[What to work on]:
Retype the entries exactly, but skip the pictures.

[Interface dataset entries]
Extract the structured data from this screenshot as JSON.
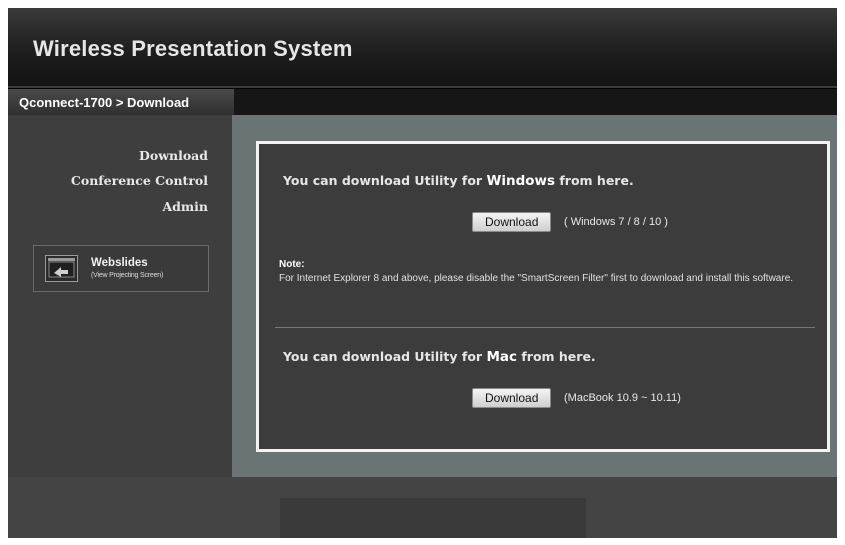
{
  "header": {
    "title": "Wireless Presentation System"
  },
  "breadcrumb": "Qconnect-1700 > Download",
  "sidebar": {
    "items": [
      {
        "label": "Download"
      },
      {
        "label": "Conference Control"
      },
      {
        "label": "Admin"
      }
    ],
    "webslides": {
      "title": "Webslides",
      "subtitle": "(View Projecting Screen)",
      "icon": "projector-screen-icon"
    }
  },
  "windows": {
    "heading_prefix": "You can download Utility for ",
    "os": "Windows",
    "heading_suffix": " from here.",
    "button_label": "Download",
    "versions": "( Windows 7 / 8 / 10 )"
  },
  "note": {
    "title": "Note:",
    "text": "For Internet Explorer 8 and above, please disable the \"SmartScreen Filter\" first to download and install this software."
  },
  "mac": {
    "heading_prefix": "You can download Utility for ",
    "os": "Mac",
    "heading_suffix": " from here.",
    "button_label": "Download",
    "versions": "(MacBook 10.9 ~ 10.11)"
  }
}
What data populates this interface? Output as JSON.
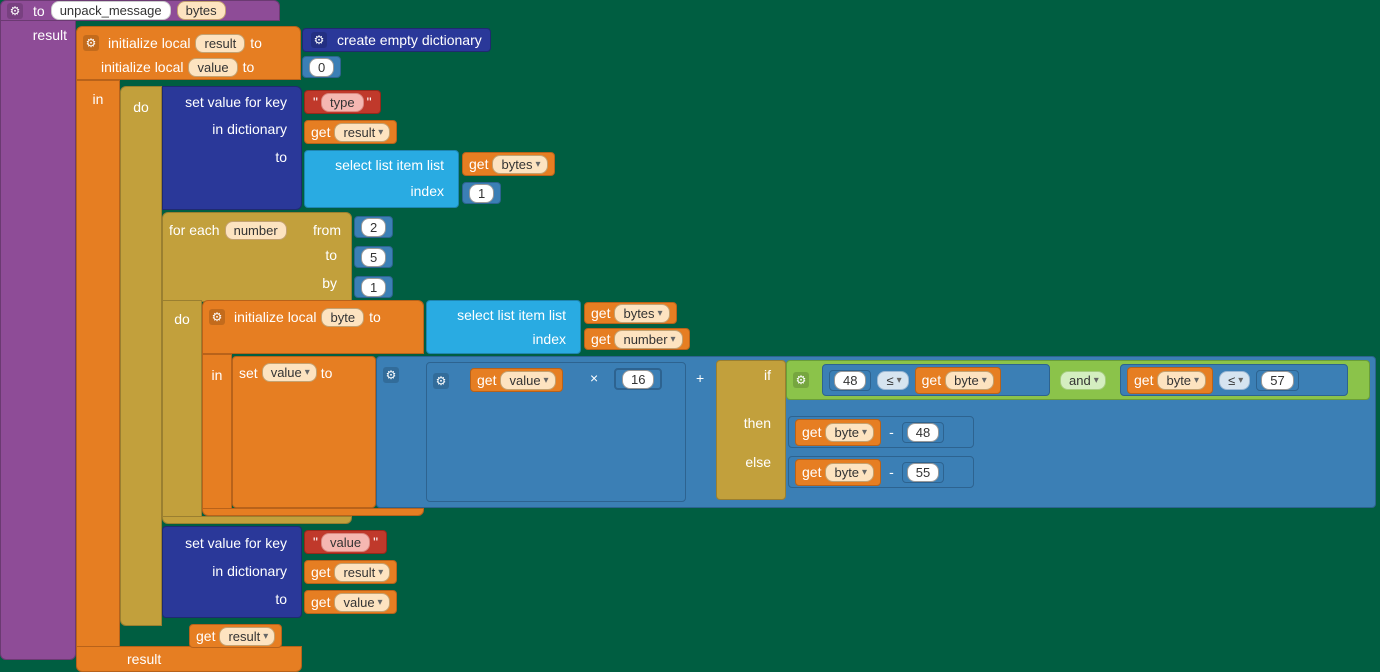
{
  "header": {
    "to": "to",
    "proc": "unpack_message",
    "arg": "bytes",
    "result": "result"
  },
  "init": {
    "initLocal": "initialize local",
    "result": "result",
    "value": "value",
    "to": "to",
    "createDict": "create empty dictionary",
    "zero": "0",
    "in": "in"
  },
  "do1": {
    "do": "do",
    "setKey": "set value for key",
    "inDict": "in dictionary",
    "to": "to",
    "typeStr": "type",
    "get": "get",
    "result": "result",
    "selectList": "select list item  list",
    "index": "index",
    "bytes": "bytes",
    "one": "1"
  },
  "foreach": {
    "forEach": "for each",
    "number": "number",
    "from": "from",
    "to": "to",
    "by": "by",
    "two": "2",
    "five": "5",
    "one": "1",
    "do": "do"
  },
  "inner": {
    "initLocal": "initialize local",
    "byte": "byte",
    "to": "to",
    "selectList": "select list item  list",
    "index": "index",
    "get": "get",
    "bytes": "bytes",
    "number": "number",
    "in": "in",
    "set": "set",
    "value": "value",
    "setTo": "to",
    "times": "×",
    "sixteen": "16",
    "plus": "+",
    "if": "if",
    "and": "and",
    "lte": "≤",
    "fortyeight": "48",
    "fiftyseven": "57",
    "then": "then",
    "else": "else",
    "minus": "-",
    "fiftyfive": "55"
  },
  "final": {
    "setKey": "set value for key",
    "valueStr": "value",
    "inDict": "in dictionary",
    "to": "to",
    "get": "get",
    "result": "result",
    "value": "value",
    "resultLbl": "result"
  }
}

[Solved exercise]:
Extract the structured data from this screenshot as JSON.
{
  "header": {
    "title": "Wireless Presentation System"
  },
  "breadcrumb": "Qconnect-1700 > Download",
  "sidebar": {
    "items": [
      {
        "label": "Download"
      },
      {
        "label": "Conference Control"
      },
      {
        "label": "Admin"
      }
    ],
    "webslides": {
      "title": "Webslides",
      "subtitle": "(View Projecting Screen)",
      "icon": "projector-screen-icon"
    }
  },
  "windows": {
    "heading_prefix": "You can download Utility for ",
    "os": "Windows",
    "heading_suffix": " from here.",
    "button_label": "Download",
    "versions": "( Windows 7 / 8 / 10 )"
  },
  "note": {
    "title": "Note:",
    "text": "For Internet Explorer 8 and above, please disable the \"SmartScreen Filter\" first to download and install this software."
  },
  "mac": {
    "heading_prefix": "You can download Utility for ",
    "os": "Mac",
    "heading_suffix": " from here.",
    "button_label": "Download",
    "versions": "(MacBook 10.9 ~ 10.11)"
  }
}
What data populates this interface? Output as JSON.
{
  "header": {
    "to": "to",
    "proc": "unpack_message",
    "arg": "bytes",
    "result": "result"
  },
  "init": {
    "initLocal": "initialize local",
    "result": "result",
    "value": "value",
    "to": "to",
    "createDict": "create empty dictionary",
    "zero": "0",
    "in": "in"
  },
  "do1": {
    "do": "do",
    "setKey": "set value for key",
    "inDict": "in dictionary",
    "to": "to",
    "typeStr": "type",
    "get": "get",
    "result": "result",
    "selectList": "select list item  list",
    "index": "index",
    "bytes": "bytes",
    "one": "1"
  },
  "foreach": {
    "forEach": "for each",
    "number": "number",
    "from": "from",
    "to": "to",
    "by": "by",
    "two": "2",
    "five": "5",
    "one": "1",
    "do": "do"
  },
  "inner": {
    "initLocal": "initialize local",
    "byte": "byte",
    "to": "to",
    "selectList": "select list item  list",
    "index": "index",
    "get": "get",
    "bytes": "bytes",
    "number": "number",
    "in": "in",
    "set": "set",
    "value": "value",
    "setTo": "to",
    "times": "×",
    "sixteen": "16",
    "plus": "+",
    "if": "if",
    "and": "and",
    "lte": "≤",
    "fortyeight": "48",
    "fiftyseven": "57",
    "then": "then",
    "else": "else",
    "minus": "-",
    "fiftyfive": "55"
  },
  "final": {
    "setKey": "set value for key",
    "valueStr": "value",
    "inDict": "in dictionary",
    "to": "to",
    "get": "get",
    "result": "result",
    "value": "value",
    "resultLbl": "result"
  }
}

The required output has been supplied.